I’m describing this on such a micro level, but I was just blown away with the depth of storytelling in their work. But I mean, simply put, it was a long series of excellent matches, and these guys were the heroes of the C Shows this year.
The Yoshi Tatsu vs Tyson Kidd ‘Little Yoshi’s Leg’ Feud
Yes, there really was a blood feud over an action figure in 2011. And it was great. I already loved Yoshi’s adorable wacky Twitter gimmick of Lovin’ Life with his action figure, and the fact that it turned into a wacky TV angle is just awesome. You just cannot hate stuff like this, this is pro wrestling.
For the uninitiated, on NXT Yoshi kept a shrine in his locker room for Little Yoshi, his action figure. Tyson Kidd took exception to wacky babyface hijinks such as this, and one day took Little Yoshi and SNAPPED HIS LEG OFF. The prick. Tyson then proceeded to wear the Leg around his neck to taunt Yoshi, who spent the next few weeks trying in vain to get the Leg back, as he and Tyson traded wins in some cool little matches.
Of course this all led to the big one: 26th July, Yoshi vs Tyson in a Necklace on a Pole Match. The absurd premise is belied by the hard-hitting grudge match we have here, as well as by Regal’s super serious commentary. We see crazy stuff like Yoshi’s running knees into the stairs before CRASHING into the barricade, and later Tyson doing a Boston Crab through the ropes. Yoshi finally hit a big Kick and made the most epic Jeff Hardy babyface crawl towards the Pole you ever saw. In the end, Tyson is hooking Yoshi up for a HUGE back suplex off the top, and Yoshi decides to willingly sacrifice his safety for Little Yoshi, not defending the suplex and instead reaching out to GRAB THE LEG before being driven to his death. An AWESOME babyface finish.
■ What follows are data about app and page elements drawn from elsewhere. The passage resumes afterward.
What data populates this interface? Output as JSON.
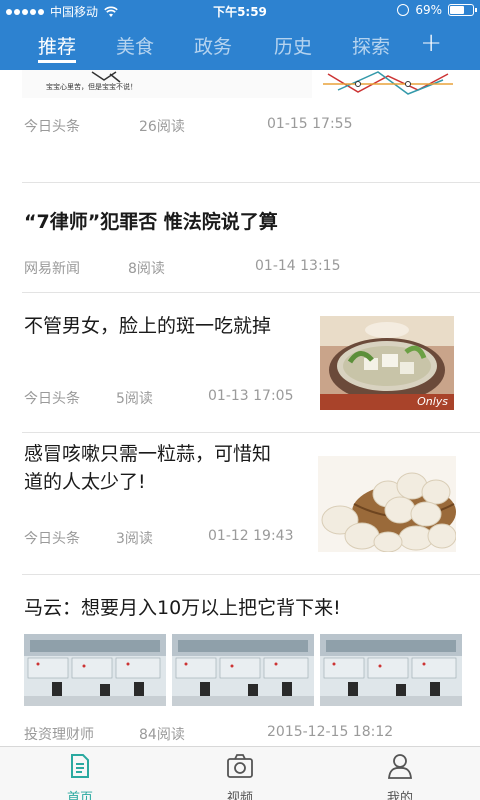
{
  "status": {
    "carrier": "中国移动",
    "time": "下午5:59",
    "battery": "69%",
    "battery_level": 0.69
  },
  "nav": {
    "tabs": [
      {
        "label": "推荐",
        "active": true
      },
      {
        "label": "美食",
        "active": false
      },
      {
        "label": "政务",
        "active": false
      },
      {
        "label": "历史",
        "active": false
      },
      {
        "label": "探索",
        "active": false
      }
    ],
    "add_label": "+"
  },
  "feed": {
    "items": [
      {
        "source": "今日头条",
        "reads": "26阅读",
        "time": "01-15 17:55",
        "partial_caption": "宝宝心里苦，但是宝宝不说！"
      },
      {
        "title": "“7律师”犯罪否 惟法院说了算",
        "source": "网易新闻",
        "reads": "8阅读",
        "time": "01-14 13:15"
      },
      {
        "title": "不管男女，脸上的斑一吃就掉",
        "source": "今日头条",
        "reads": "5阅读",
        "time": "01-13 17:05",
        "thumb_caption": "Onlys"
      },
      {
        "title_line1": "感冒咳嗽只需一粒蒜，可惜知",
        "title_line2": "道的人太少了!",
        "source": "今日头条",
        "reads": "3阅读",
        "time": "01-12 19:43"
      },
      {
        "title": "马云：想要月入10万以上把它背下来!",
        "source": "投资理财师",
        "reads": "84阅读",
        "time": "2015-12-15 18:12"
      }
    ]
  },
  "tabbar": {
    "items": [
      {
        "label": "首页",
        "active": true
      },
      {
        "label": "视频",
        "active": false
      },
      {
        "label": "我的",
        "active": false
      }
    ]
  },
  "colors": {
    "header": "#2d82d0",
    "active_tab": "#2aa9a0"
  }
}
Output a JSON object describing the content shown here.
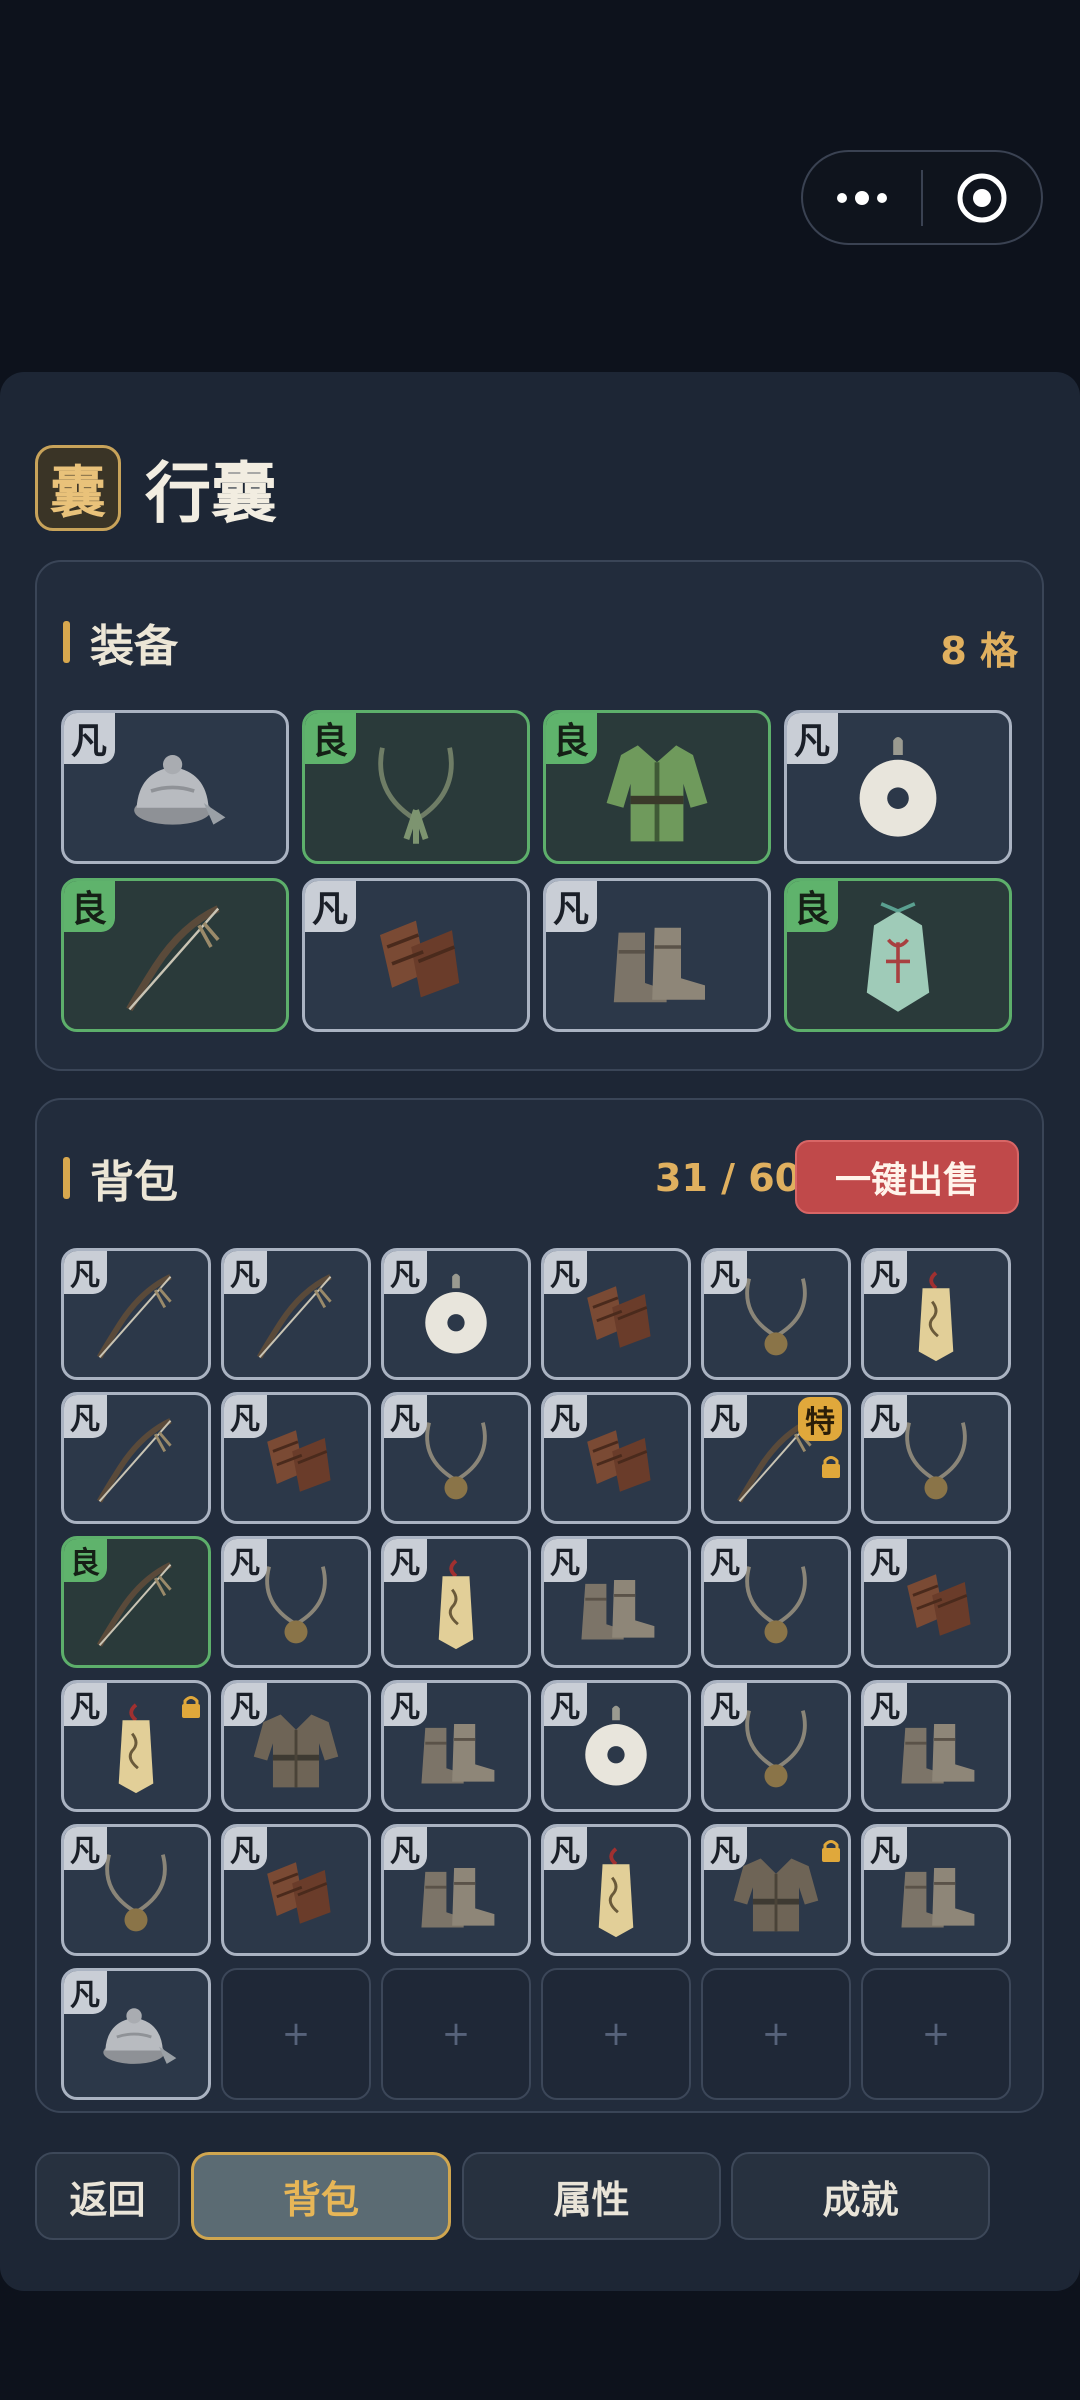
{
  "title": {
    "badge": "囊",
    "text": "行囊"
  },
  "equipment": {
    "title": "装备",
    "count": "8 格",
    "items": [
      {
        "grade": "凡",
        "quality": "common",
        "icon": "hat-icon"
      },
      {
        "grade": "良",
        "quality": "good",
        "icon": "necklace-icon"
      },
      {
        "grade": "良",
        "quality": "good",
        "icon": "robe-icon"
      },
      {
        "grade": "凡",
        "quality": "common",
        "icon": "jade-ring-icon"
      },
      {
        "grade": "良",
        "quality": "good",
        "icon": "bow-icon"
      },
      {
        "grade": "凡",
        "quality": "common",
        "icon": "bracers-icon"
      },
      {
        "grade": "凡",
        "quality": "common",
        "icon": "boots-icon"
      },
      {
        "grade": "良",
        "quality": "good",
        "icon": "talisman-icon"
      }
    ]
  },
  "bag": {
    "title": "背包",
    "count": "31 / 60",
    "sell_all_label": "一键出售",
    "empty_symbol": "+",
    "special_label": "特",
    "items": [
      {
        "grade": "凡",
        "quality": "common",
        "icon": "bow-icon"
      },
      {
        "grade": "凡",
        "quality": "common",
        "icon": "bow-icon"
      },
      {
        "grade": "凡",
        "quality": "common",
        "icon": "jade-ring-icon"
      },
      {
        "grade": "凡",
        "quality": "common",
        "icon": "bracers-icon"
      },
      {
        "grade": "凡",
        "quality": "common",
        "icon": "pendant-icon"
      },
      {
        "grade": "凡",
        "quality": "common",
        "icon": "tag-icon"
      },
      {
        "grade": "凡",
        "quality": "common",
        "icon": "bow-icon"
      },
      {
        "grade": "凡",
        "quality": "common",
        "icon": "bracers-icon"
      },
      {
        "grade": "凡",
        "quality": "common",
        "icon": "pendant-icon"
      },
      {
        "grade": "凡",
        "quality": "common",
        "icon": "bracers-icon"
      },
      {
        "grade": "凡",
        "quality": "common",
        "icon": "bow-icon",
        "special": true,
        "locked": true
      },
      {
        "grade": "凡",
        "quality": "common",
        "icon": "pendant-icon"
      },
      {
        "grade": "良",
        "quality": "good",
        "icon": "bow-icon"
      },
      {
        "grade": "凡",
        "quality": "common",
        "icon": "pendant-icon"
      },
      {
        "grade": "凡",
        "quality": "common",
        "icon": "tag-icon"
      },
      {
        "grade": "凡",
        "quality": "common",
        "icon": "boots-icon"
      },
      {
        "grade": "凡",
        "quality": "common",
        "icon": "pendant-icon"
      },
      {
        "grade": "凡",
        "quality": "common",
        "icon": "bracers-icon"
      },
      {
        "grade": "凡",
        "quality": "common",
        "icon": "tag-icon",
        "locked": true
      },
      {
        "grade": "凡",
        "quality": "common",
        "icon": "tunic-icon"
      },
      {
        "grade": "凡",
        "quality": "common",
        "icon": "boots-icon"
      },
      {
        "grade": "凡",
        "quality": "common",
        "icon": "jade-ring-icon"
      },
      {
        "grade": "凡",
        "quality": "common",
        "icon": "pendant-icon"
      },
      {
        "grade": "凡",
        "quality": "common",
        "icon": "boots-icon"
      },
      {
        "grade": "凡",
        "quality": "common",
        "icon": "pendant-icon"
      },
      {
        "grade": "凡",
        "quality": "common",
        "icon": "bracers-icon"
      },
      {
        "grade": "凡",
        "quality": "common",
        "icon": "boots-icon"
      },
      {
        "grade": "凡",
        "quality": "common",
        "icon": "tag-icon"
      },
      {
        "grade": "凡",
        "quality": "common",
        "icon": "tunic-icon",
        "locked": true
      },
      {
        "grade": "凡",
        "quality": "common",
        "icon": "boots-icon"
      },
      {
        "grade": "凡",
        "quality": "common",
        "icon": "hat-icon"
      },
      {
        "empty": true
      },
      {
        "empty": true
      },
      {
        "empty": true
      },
      {
        "empty": true
      },
      {
        "empty": true
      }
    ]
  },
  "nav": {
    "back": "返回",
    "bag": "背包",
    "attributes": "属性",
    "achievements": "成就"
  },
  "colors": {
    "common": "#aab3c2",
    "good": "#5daf6b",
    "accent": "#d8a84e",
    "sell": "#c0494a"
  }
}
It doesn’t end with Yoshi retrieving the Leg however, as Tyson proceeds to BEAT THE SH*T out of Yoshi’s real leg in an awesome, brutal beatdown. This put Yoshi out of action until his Mysterious Japanese started turning up on the Tron to distract Tyson (as we’ve seen) before he made his big return on September 6th as a darker Yoshi, sporting new tights, new hair and new Muta face-paint, to exact some final revenge on Tyson Kidd. As far as wacky C Show feuds go, this rocked.